Francis Herbert (Former Curator of maps at the Royal Geographical Society): Maps on the north pole. He will update his thesis and present the evolution of maps of the north pole, from the imaginary black stone from Mercator to a more realistic view, namely masses of packed ice blocking the entrance of the Bering Straits. He will describe the failed passage trials to the east and west.
H. Decleir (Prof. Geography, VU Brussels): North pole maps in the future. Our generation is witnessing for the first time how climate is changing the earth and will ultimately necessitate new maps. Ice is melting fast. Already a passage to the west of the Arctic looks feasible in our lifetime - the one to the east will be witnessed by our children. This is already leading to the creation of not only new landscape maps but also geological ones due to the presence of oil under the north pole.

All presentations will be held in English. Each presentation will last approx. 35 minutes, followed by 5 minutes of questions. A conference hand-out with the professional profile of each speaker and an abstract will be distributed. Conference is from 9.30 - 16.00 at House of the Belgian Union of Expert Surveyors, Rue du Nord / Noordstraat 76, 1000 Brussels (Metro Madou or Arts-Loi/Kunst-Wet). Admission is free for paid-up BIMCC Members; non-members pay EUR 10.00 at the reception desk. This includes the traditional apéritif. Participation in the Speakers' lunch at own expense (about EUR 30.00). Registrations can be sent by email.

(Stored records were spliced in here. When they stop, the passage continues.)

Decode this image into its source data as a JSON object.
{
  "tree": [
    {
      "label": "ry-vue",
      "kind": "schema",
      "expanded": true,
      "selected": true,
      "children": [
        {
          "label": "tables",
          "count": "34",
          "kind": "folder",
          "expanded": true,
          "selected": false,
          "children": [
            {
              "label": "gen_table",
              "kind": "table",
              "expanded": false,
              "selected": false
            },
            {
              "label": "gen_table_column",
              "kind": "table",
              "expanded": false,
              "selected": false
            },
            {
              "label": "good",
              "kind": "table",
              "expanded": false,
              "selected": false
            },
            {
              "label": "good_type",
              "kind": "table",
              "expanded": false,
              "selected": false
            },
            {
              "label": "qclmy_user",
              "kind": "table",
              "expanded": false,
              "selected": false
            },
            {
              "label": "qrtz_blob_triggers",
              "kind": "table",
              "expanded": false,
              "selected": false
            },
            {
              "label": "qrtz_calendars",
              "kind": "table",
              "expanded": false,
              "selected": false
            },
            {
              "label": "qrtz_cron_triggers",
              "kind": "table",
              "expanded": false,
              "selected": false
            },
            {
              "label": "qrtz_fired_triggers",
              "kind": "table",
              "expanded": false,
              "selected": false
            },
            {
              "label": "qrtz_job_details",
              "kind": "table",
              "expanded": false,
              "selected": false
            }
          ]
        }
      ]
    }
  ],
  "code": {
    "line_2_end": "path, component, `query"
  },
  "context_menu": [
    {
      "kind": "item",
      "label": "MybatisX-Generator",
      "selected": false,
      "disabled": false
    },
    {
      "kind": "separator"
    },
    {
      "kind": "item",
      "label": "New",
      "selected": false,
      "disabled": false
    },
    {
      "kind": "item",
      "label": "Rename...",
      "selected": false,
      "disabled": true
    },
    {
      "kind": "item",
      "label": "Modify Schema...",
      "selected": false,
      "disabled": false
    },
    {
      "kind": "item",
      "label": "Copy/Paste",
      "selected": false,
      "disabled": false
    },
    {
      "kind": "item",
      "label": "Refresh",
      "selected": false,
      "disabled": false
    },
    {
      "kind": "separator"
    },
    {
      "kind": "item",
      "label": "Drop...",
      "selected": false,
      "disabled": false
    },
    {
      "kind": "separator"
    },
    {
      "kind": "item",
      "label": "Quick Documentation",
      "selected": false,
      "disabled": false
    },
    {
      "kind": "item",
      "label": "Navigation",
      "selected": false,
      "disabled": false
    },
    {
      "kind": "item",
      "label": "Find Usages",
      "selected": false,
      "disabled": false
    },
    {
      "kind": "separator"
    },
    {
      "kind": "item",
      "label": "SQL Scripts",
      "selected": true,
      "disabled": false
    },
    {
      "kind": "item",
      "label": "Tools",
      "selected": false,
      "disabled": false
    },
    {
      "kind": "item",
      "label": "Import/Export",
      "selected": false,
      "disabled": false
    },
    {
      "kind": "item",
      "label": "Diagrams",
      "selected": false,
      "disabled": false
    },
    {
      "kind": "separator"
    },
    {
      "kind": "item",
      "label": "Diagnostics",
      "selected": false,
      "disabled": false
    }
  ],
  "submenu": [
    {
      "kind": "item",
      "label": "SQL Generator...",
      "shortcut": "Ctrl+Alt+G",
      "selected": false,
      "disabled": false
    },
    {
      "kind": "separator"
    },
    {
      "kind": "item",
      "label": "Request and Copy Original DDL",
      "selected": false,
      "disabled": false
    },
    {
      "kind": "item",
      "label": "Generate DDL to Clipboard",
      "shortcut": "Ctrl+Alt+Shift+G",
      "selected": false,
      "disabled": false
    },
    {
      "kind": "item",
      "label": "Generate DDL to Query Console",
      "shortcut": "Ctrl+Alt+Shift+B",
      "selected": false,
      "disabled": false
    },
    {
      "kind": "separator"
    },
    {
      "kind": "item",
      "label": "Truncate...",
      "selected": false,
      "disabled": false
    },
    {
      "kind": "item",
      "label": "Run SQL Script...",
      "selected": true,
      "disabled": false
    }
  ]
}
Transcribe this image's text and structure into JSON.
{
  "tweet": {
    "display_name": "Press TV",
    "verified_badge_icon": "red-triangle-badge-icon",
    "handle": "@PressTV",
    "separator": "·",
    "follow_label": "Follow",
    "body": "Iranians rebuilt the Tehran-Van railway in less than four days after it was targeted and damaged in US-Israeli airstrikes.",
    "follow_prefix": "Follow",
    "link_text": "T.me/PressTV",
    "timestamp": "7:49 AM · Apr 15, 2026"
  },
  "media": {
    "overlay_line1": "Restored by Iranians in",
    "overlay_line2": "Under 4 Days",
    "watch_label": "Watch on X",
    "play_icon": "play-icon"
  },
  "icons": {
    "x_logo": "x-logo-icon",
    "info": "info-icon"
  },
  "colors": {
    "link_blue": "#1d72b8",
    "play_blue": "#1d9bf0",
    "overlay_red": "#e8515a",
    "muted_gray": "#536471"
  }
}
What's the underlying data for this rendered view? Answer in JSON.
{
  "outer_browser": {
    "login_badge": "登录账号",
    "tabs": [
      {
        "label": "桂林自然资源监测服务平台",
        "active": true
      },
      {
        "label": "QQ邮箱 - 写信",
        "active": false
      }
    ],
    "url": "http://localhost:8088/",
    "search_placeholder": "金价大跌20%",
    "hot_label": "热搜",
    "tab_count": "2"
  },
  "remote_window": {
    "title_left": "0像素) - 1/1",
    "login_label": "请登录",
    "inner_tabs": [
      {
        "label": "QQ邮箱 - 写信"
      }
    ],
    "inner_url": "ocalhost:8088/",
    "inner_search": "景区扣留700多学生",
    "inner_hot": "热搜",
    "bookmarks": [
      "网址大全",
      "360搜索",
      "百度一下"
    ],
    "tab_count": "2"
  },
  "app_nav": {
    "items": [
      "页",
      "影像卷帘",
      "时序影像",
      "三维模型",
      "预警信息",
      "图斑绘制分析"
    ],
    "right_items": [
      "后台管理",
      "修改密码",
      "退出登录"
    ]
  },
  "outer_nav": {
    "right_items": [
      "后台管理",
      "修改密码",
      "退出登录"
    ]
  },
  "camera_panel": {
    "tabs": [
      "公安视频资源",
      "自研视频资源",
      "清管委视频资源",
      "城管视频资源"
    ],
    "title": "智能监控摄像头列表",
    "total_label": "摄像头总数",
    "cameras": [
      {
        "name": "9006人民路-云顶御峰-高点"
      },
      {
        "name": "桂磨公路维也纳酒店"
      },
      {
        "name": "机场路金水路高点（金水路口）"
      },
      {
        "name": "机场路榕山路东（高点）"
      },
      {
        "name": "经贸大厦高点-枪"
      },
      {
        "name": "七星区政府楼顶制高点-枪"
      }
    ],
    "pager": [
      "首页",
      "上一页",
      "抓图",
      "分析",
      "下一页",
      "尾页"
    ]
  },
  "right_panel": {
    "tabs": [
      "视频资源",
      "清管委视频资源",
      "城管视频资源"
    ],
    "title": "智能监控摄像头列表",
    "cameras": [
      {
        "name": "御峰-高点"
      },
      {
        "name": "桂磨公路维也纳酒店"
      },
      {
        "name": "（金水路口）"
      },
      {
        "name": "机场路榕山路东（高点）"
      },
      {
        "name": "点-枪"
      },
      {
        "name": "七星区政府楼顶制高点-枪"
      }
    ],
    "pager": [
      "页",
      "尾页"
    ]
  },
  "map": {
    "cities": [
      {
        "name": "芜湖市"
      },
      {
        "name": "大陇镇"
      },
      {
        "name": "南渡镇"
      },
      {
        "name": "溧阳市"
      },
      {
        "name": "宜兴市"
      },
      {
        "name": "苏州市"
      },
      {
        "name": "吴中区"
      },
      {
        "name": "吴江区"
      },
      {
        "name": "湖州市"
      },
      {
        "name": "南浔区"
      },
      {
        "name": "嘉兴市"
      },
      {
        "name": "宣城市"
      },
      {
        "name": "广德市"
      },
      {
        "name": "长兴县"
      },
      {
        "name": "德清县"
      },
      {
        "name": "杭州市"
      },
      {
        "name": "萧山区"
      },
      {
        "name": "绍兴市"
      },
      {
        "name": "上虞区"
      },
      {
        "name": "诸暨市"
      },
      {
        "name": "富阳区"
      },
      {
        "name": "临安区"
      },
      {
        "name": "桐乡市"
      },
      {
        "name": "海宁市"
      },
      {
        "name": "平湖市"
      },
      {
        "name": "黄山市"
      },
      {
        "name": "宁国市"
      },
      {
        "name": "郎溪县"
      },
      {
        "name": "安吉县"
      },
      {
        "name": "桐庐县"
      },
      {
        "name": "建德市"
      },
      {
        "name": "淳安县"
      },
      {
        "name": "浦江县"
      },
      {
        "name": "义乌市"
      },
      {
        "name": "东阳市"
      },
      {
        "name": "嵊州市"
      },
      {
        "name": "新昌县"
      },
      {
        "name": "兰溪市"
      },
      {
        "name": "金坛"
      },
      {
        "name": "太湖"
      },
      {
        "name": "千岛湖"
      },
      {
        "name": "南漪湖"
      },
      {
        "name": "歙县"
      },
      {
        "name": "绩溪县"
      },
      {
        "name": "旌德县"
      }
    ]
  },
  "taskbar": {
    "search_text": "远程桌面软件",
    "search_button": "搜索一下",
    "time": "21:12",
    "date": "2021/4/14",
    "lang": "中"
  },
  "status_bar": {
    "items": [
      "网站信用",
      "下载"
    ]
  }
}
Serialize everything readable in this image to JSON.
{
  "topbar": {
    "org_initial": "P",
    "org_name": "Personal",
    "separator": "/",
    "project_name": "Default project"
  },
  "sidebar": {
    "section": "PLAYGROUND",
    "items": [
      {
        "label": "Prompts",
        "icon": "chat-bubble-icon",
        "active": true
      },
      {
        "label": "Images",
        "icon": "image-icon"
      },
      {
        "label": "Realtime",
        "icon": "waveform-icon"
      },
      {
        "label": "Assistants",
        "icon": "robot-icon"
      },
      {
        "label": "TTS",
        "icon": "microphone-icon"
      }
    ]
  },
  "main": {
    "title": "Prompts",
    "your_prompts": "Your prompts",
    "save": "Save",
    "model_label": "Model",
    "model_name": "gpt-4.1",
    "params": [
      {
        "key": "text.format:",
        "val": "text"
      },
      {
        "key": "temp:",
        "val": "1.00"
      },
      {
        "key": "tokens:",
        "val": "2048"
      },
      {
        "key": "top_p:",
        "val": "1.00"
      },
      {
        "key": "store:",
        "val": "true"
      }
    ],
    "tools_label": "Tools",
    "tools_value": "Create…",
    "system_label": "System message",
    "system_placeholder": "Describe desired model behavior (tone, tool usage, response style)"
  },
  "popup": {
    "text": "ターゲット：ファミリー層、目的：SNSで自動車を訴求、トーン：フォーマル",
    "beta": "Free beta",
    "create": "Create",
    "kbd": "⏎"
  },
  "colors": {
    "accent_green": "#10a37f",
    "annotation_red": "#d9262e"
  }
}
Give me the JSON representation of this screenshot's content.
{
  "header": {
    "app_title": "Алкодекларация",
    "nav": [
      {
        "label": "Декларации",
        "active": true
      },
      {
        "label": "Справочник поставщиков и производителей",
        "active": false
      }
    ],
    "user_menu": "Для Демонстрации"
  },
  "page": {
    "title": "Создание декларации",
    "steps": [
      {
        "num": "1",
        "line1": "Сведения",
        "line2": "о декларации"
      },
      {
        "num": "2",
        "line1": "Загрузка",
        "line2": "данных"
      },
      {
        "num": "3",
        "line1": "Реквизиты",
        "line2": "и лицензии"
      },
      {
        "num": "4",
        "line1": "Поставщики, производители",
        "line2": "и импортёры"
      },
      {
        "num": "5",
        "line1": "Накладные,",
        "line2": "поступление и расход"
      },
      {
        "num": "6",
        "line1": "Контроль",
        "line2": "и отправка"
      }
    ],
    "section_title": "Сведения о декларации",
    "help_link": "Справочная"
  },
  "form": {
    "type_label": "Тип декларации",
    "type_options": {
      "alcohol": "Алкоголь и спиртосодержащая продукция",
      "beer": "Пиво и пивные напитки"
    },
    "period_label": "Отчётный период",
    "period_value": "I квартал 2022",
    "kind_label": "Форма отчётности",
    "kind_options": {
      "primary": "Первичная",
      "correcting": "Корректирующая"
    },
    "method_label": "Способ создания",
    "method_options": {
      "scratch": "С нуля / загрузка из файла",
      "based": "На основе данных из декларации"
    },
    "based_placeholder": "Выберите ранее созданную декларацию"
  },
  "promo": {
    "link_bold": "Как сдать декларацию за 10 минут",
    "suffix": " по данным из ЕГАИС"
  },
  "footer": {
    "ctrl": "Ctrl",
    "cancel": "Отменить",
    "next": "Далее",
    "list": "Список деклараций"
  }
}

December 13, 2008 - New York The New York Map Society meets at 2:30 PM at Richard Arkway, Map Dealers, 59 East 54th Street, Suite 62; 1-212-751-8135. For over 30 years, Richard Arkway, Inc has been a leader in antiquarian maps, atlases, globes and voyage books. We will have the privilege at this meeting to learn more about the world of map collecting and dealing from a world class establishment.

December 14, 2008 - Washington Conrad Rudolph, professor of medieval art history, University of California at Riverside will talk about Time, Space, and the Progress of History in the Medieval Map at the National Gallery of Art, East Building, Concourse, Large Auditorium, 4th and Constitution Avenue NW, at 2:00 PM.